Pork-deprived lawmakers zero in on Binay funds
More News from Leila B. Salaverria
At the budget hearing on Monday, lawmakers from the minority and majority blocs targeted the P200 million in supposed pork barrel in the P417-million budget for 2014 of the Office of the Vice President (OVP).
They said the amount could be taken out, too, in line with President Aquino’s desire to abolish all such funds.
The P200 million was given to the OVP starting 2011 and was drawn from the unused Priority Development Assistance Fund (PDAF) of then Sen. Benigno Aquino III. Aquino served only the first half of his six-year term (2007-2013) as senator because he became the President in 2010.
But in 2012 and 2013, that amount was already integrated into the OVP’s locally funded budget, according to Undersecretary Benjamin Martinez, Binay’s chief of staff. The Vice President was not present at the budget hearing.
The P200 million has been used to construct multipurpose halls and provide scholarships and calamity assistance.
Based on documents from the Department of Budget and Management, the OVP position was that the amount was no longer PDAF but “is now a regular budget as locally funded budget” of Binay’s office, according to Martinez.
But upon questioning by lawmakers, he said that the OVP was supporting the President’s desire to abolish pork barrel funds and that it would accept Congress’ decision on what to do with the P200 million in its budget.
Same as pork
During the hearing, ACT Teachers Rep. Antonio Tinio pointed out that the use of the P200-million allocation had to adhere to the PDAF menu that lawmakers followed.
Caloocan Rep. Edgar Erice noted that the P200 million was similar to lawmakers’ pork barrel, officially called the PDAF, considering that the OVP had the discretion to choose the projects it would fund.
The amount serves the same purpose as lawmakers’ pork barrel, which is now on the verge of being scrapped, Erice said.
He said this could then be taken out of the OVP budget in light of Binay’s earlier statement, confirmed by Martinez, that any pork barrel in his office could be removed.
“I’d like to state for the record the OVP has confirmed that if we found PDAF in his budget, we can take it out,” said the Caloocan lawmaker.
The House appropriations committee chair, Rep. Isidro Ungab, asked Martinez whether the OVP favored the scrapping of the amount, after noting that the fund was similar to the PDAF.
Ungab said the appropriations committee was set to discuss on Tuesday the House position to scrap the pork barrel from the 2014 budget, and he wanted to know whether the OVP shared the position of the House of Representatives.
Binay to accept cut
Martinez replied that the OVP would accept whatever ruling the President and Congress would make.
“We will support whatever is the decision of the President and Congress. That will not be a problem with us,” said Binay’s chief of staff.
Martinez said the removal of the amount from the OVP budget would not stop it from asking for assistance through the national government.

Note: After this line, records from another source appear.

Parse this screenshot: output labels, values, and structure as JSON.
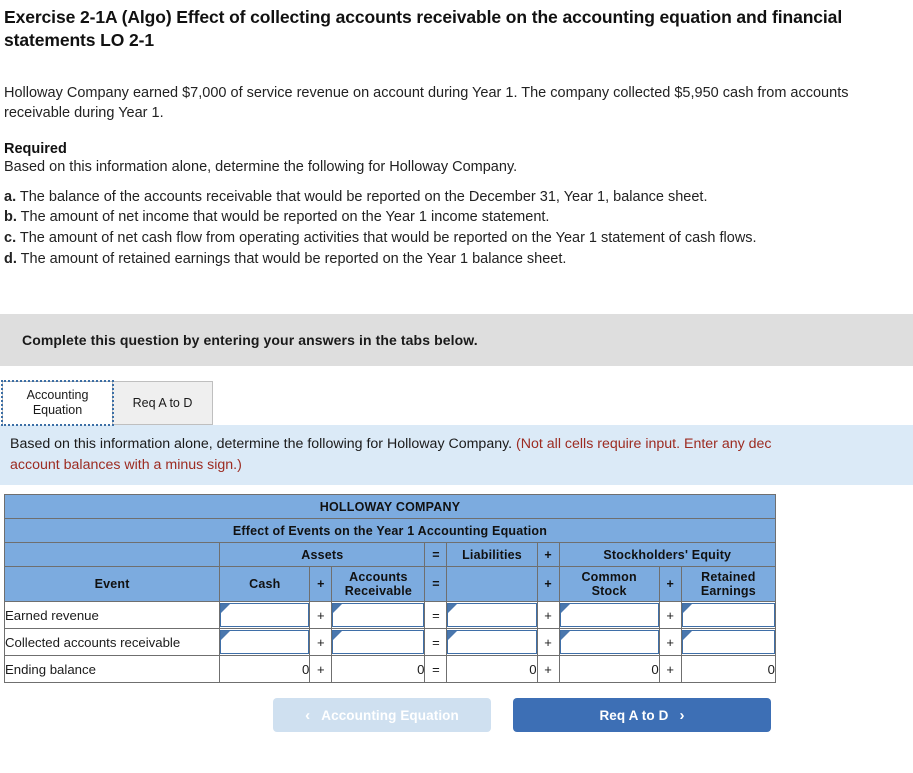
{
  "question": {
    "title": "Exercise 2-1A (Algo) Effect of collecting accounts receivable on the accounting equation and financial statements LO 2-1",
    "scenario": "Holloway Company earned $7,000 of service revenue on account during Year 1. The company collected $5,950 cash from accounts receivable during Year 1.",
    "required_label": "Required",
    "required_intro": "Based on this information alone, determine the following for Holloway Company.",
    "requirements": [
      {
        "marker": "a.",
        "text": "The balance of the accounts receivable that would be reported on the December 31, Year 1, balance sheet."
      },
      {
        "marker": "b.",
        "text": "The amount of net income that would be reported on the Year 1 income statement."
      },
      {
        "marker": "c.",
        "text": "The amount of net cash flow from operating activities that would be reported on the Year 1 statement of cash flows."
      },
      {
        "marker": "d.",
        "text": "The amount of retained earnings that would be reported on the Year 1 balance sheet."
      }
    ]
  },
  "callout": {
    "text": "Complete this question by entering your answers in the tabs below."
  },
  "tabs": [
    {
      "label_line1": "Accounting",
      "label_line2": "Equation",
      "state": "active"
    },
    {
      "label_line1": "Req A to D",
      "label_line2": "",
      "state": "inactive"
    }
  ],
  "info_band": {
    "main_text": "Based on this information alone, determine the following for Holloway Company. ",
    "hint_text": "(Not all cells require input. Enter any dec",
    "hint_text_line2": "account balances with a minus sign.)"
  },
  "worksheet": {
    "company": "HOLLOWAY COMPANY",
    "subtitle": "Effect of Events on the Year 1 Accounting Equation",
    "group_headers": {
      "blank": "",
      "assets": "Assets",
      "eq1": "=",
      "liabilities": "Liabilities",
      "plus1": "+",
      "stockholders_equity": "Stockholders' Equity"
    },
    "column_headers": {
      "event": "Event",
      "cash": "Cash",
      "plus_a": "+",
      "accounts_receivable": "Accounts Receivable",
      "accounts_receivable_l1": "Accounts",
      "accounts_receivable_l2": "Receivable",
      "eq": "=",
      "liabilities": "",
      "plus_b": "+",
      "common_stock_l1": "Common",
      "common_stock_l2": "Stock",
      "plus_c": "+",
      "retained_earnings_l1": "Retained",
      "retained_earnings_l2": "Earnings"
    },
    "rows": [
      {
        "label": "Earned revenue",
        "cash": "",
        "op1": "+",
        "ar": "",
        "op2": "=",
        "liab": "",
        "op3": "+",
        "cs": "",
        "op4": "+",
        "re": "",
        "type": "input"
      },
      {
        "label": "Collected accounts receivable",
        "cash": "",
        "op1": "+",
        "ar": "",
        "op2": "=",
        "liab": "",
        "op3": "+",
        "cs": "",
        "op4": "+",
        "re": "",
        "type": "input"
      },
      {
        "label": "Ending balance",
        "cash": "0",
        "op1": "+",
        "ar": "0",
        "op2": "=",
        "liab": "0",
        "op3": "+",
        "cs": "0",
        "op4": "+",
        "re": "0",
        "type": "total"
      }
    ]
  },
  "footer": {
    "prev_label": "Accounting Equation",
    "prev_chevron": "‹",
    "next_label": "Req A to D",
    "next_chevron": "›"
  },
  "colors": {
    "table_header_blue": "#7cabdf",
    "info_band_blue": "#dbeaf7",
    "callout_gray": "#dedede",
    "hint_red": "#9c2b21",
    "primary_button_blue": "#3d6fb5",
    "disabled_button_blue": "#cfe0f0",
    "input_border_blue": "#3f6fa8"
  }
}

Navotas Rep. Toby Tiangco, an ally of Binay in the United Nationalist Alliance, said he would have no problem with Congress deciding to remove the P200-million fund from the OVP budget.
Regardless of the motive for the move, Tiangco said Binay would respect Congress’ decision.
“The Vice President has clearly, clearly, clearly stated he supports the position of the President on PDAF. And we all know the power of the purse lies with Congress,” Tiangco told reporters.
Lump sum funds
In a separate interview, Ungab said not all of the lump sum or special purpose funds would be removed from the 2014 budget.
He said the Office of the President had to have calamity and contingency funds so that it could provide help to citizens during natural disasters and emergencies, such as evacuating Filipinos from strife-torn countries.
The House appropriations committee is scheduled to meet Tuesday to discuss the 2014 budget bill, including the proposed scrapping of the P25 billion in PDAF from the budget.
Ungab said it was likely that the amount would be channeled to various agencies that provide social services, so as not to disrupt the provision of essential assistance to citizens.
Disclaimer: The comments uploaded on this site do not necessarily represent or reflect the views of management and owner of INQUIRER.net. We reserve the right to exclude comments that we deem to be inconsistent with our editorial standards.
To subscribe to the Philippine Daily Inquirer newspaper in the Philippines, call +63 2 896-6000 for Metro Manila and Metro Cebu or email your subscription request here.
Factual errors? Contact the Philippine Daily Inquirer's day desk. Believe this article violates journalistic ethics? Contact the Inquirer's Reader's Advocate. Or write The Readers' Advocate:
c/o Philippine Daily Inquirer Chino Roces Avenue corner Yague and Mascardo Streets, Makati City,Metro Manila, Philippines Or fax nos. +63 2 8974793 to 94